Categories: Press Release

Salem is a name that’s long been synonymous with Halloween, not to mention the supernatural arts, thanks to the notorious witch trials of 1692. The Trials sent a wave of hysteria through the community instilling fear and suspicion, followed by a cull of 19 so-called witches, with over 200 people accused of practicing witchcraft in colonial Massachusetts.

While the fear has faded over the centuries, fascination with that disturbing era in US history continues, and Salem has become a popular visitor destination for people from around the world fascinated by the supernatural arts. But where do the people of Salem go when they want to enjoy a really good scare? To Derry of course, where over 100,000 people gather each year for Europe’s biggest Halloween festival.

Joining the celebrations this year will be a small group of Salem residents, who have made the journey to Ireland, to explore the connections between the two cities, and their unique affinity with the ancient festival of Samhain.

Mario Marz is a high priest and psychic who runs his own psychic academy, and is one of the group travelling to Derry. He’s also a member of the famous Cabot Coven – followers of the writer and self-professed witchcraft high priestess Laurie Cabot. Cabot founded the Cabot Tradition of the Science of Witchcraft and the Witches' League for Public Awareness to defend the civil rights of witches everywhere. Known as the ‘Official Witch of Salem’ Cabot is an ordained High Priestess descended from Celtic ancestry, and is also a popular lecturer and teacher who has spoken on spiritual well-being and Celtic Witch mythology at several US Colleges. Mario is convinced that the coven’s origins extend back to Celtic times, and that Ireland is a deeply spiritual place where the roots of magic and witchcraft lie.

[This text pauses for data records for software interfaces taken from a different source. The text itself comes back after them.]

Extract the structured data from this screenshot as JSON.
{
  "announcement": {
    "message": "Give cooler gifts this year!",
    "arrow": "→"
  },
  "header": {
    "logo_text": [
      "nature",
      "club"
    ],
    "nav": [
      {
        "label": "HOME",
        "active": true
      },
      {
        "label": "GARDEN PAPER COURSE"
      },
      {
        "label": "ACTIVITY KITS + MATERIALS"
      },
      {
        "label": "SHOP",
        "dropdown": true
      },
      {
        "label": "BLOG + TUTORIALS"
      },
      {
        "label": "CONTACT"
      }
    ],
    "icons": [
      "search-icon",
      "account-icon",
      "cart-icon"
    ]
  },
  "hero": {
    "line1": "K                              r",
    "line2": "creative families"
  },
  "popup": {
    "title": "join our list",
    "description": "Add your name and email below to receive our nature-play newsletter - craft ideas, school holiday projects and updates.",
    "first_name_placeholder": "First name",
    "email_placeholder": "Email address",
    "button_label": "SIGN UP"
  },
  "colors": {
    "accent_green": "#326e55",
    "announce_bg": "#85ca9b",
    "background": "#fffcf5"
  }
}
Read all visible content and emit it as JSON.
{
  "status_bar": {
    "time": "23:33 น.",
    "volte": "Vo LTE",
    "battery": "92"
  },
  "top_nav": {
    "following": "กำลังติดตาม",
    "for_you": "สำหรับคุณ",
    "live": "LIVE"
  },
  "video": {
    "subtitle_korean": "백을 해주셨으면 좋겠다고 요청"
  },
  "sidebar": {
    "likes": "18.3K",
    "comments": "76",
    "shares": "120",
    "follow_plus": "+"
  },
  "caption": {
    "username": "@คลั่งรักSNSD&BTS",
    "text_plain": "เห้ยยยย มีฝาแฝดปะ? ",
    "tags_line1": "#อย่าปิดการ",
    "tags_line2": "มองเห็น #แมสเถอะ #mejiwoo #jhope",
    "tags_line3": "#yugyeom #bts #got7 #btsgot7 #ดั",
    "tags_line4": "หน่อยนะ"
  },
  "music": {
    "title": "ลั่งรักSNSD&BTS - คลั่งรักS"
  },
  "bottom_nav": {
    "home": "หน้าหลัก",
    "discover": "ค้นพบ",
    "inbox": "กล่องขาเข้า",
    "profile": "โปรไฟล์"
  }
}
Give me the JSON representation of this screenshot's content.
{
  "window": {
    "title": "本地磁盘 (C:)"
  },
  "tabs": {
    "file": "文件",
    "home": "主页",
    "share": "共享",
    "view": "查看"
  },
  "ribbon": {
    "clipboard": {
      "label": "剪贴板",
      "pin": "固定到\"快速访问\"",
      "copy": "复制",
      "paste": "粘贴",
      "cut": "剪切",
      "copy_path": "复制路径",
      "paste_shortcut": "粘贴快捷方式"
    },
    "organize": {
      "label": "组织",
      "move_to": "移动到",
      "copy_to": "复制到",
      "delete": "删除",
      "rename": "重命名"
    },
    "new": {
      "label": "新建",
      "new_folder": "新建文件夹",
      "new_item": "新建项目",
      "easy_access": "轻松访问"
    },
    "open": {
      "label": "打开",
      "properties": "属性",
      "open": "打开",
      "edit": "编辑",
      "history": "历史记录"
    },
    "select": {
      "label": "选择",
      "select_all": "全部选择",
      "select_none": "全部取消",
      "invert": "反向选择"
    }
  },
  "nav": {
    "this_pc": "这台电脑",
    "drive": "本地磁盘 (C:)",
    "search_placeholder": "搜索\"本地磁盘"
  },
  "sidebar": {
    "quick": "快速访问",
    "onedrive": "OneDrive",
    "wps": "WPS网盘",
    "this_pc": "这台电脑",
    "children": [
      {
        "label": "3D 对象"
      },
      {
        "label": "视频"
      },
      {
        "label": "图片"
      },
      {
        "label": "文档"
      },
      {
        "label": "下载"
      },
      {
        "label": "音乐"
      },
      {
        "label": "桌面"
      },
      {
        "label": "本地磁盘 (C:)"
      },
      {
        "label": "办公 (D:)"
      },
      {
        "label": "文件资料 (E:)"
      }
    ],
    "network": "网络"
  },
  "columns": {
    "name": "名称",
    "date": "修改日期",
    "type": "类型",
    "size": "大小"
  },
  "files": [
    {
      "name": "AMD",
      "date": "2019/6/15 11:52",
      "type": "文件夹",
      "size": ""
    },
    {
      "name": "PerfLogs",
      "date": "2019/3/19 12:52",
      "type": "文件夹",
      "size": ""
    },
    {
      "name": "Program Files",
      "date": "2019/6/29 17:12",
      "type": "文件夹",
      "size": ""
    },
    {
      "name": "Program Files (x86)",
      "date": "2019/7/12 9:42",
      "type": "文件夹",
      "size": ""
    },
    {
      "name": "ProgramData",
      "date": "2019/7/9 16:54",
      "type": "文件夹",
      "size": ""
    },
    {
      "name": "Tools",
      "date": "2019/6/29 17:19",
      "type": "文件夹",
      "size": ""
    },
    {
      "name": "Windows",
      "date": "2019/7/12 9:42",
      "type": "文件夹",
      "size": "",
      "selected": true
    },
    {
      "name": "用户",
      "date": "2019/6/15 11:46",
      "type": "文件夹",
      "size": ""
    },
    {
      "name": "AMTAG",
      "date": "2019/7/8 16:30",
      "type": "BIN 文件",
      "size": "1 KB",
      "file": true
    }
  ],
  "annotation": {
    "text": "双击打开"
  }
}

“My wife has family from Derry which is part of the reason for the trip, and we love the city,” he explained. “We are thrilled to be visiting during Halloween. Obviously we have our own celebrations in Salem, where we have the Haunted Happenings Parade, which draws pretty big crowds, but this is the biggest festival in Europe and we are so looking forward to it. It’s an honour to celebrate the feast in Ireland, and there’s something pretty special about Derry.”

Witches these days are no longer bound by gender stereotypes, and Mario is happy to call himself a Witch – or Warlock if preferred. And speaking before he flew in to Dublin – by plane, not broomstick - he was keen to dispel some of the Hocus Pocus about witches as a community.

“Witches feel a great affinity with Ireland and our coven has Celtic roots,” he explained. “We even have our own official tartan due to our links with Scotland as well. I don’t know if people are aware that there are seven vortexes in Ireland, so we are very much drawn to the energy here.

“It’s also incredibly beautiful and we feel very connected to the land in the same way that the Celtic tribes would have been. We follow the wheel of the year which follows the harvest in the same way that your ancestors in Ireland would have. We believe we all have responsibilities to the earth, and also to the wider community.”

After centuries of bad press, people may not be aware that witches are extremely active in supporting local charities and helping others, as Mario also revealed. “We’re really passionate about helping others and giving back to the community. We help organise food drives and Laurie herself started an annual toy drive every year for local hospitals and those in need for decades now.

“If you think about it, witches have always used their powers to help people, whether through clairvoyance or as midwives or herbologists. They were the shamans of their towns and villages. It’s such a shame that their work led to them being demonised over the years and this idea of them being ugly women with warts, so they became outcasts. Really the men in these communities did not like the idea of women being in such powerful positions of trust and knowledge where they were helping to treat illnesses and sharing their wisdom.

“Being a witch is more of a calling – we don’t advertise or recruit people. We share in a benevolent belief in grace – whether that’s God or the universe, there’s not much difference. Our community is growing and lots of people practice witchcraft but are maybe not doing it publicly. It’s just a return to the old ways, to doing things naturally again.”

So will Mario be donning his pointy hat for Tuesday night’s Carnival Parade? “I’m not averse to a pointy hat,” he laughs. “But I’m better known for my trademark black fedora. I will probably be wearing all black, and maybe a cape. We do sometimes wear ritual robes so I might wear one of those. But I just can’t wait to join all the community groups who have been working with the North West Carnival Initiative for the celebrations.

“Samhain is our New Year, when the veil is at its thinnest between the two worlds, and it’s a time to connect, especially with people we have lost. But it’s also a time to connect with family and friends, so we are looking forward to joining with the people in Derry to celebrate and give thanks.”

You can join Mario at the Derry Halloween Carnival Parade on Halloween night from 7pm, followed by a dazzling drone display at 8.15pm and some fabulous fireworks over the Foyle at 8.30pm.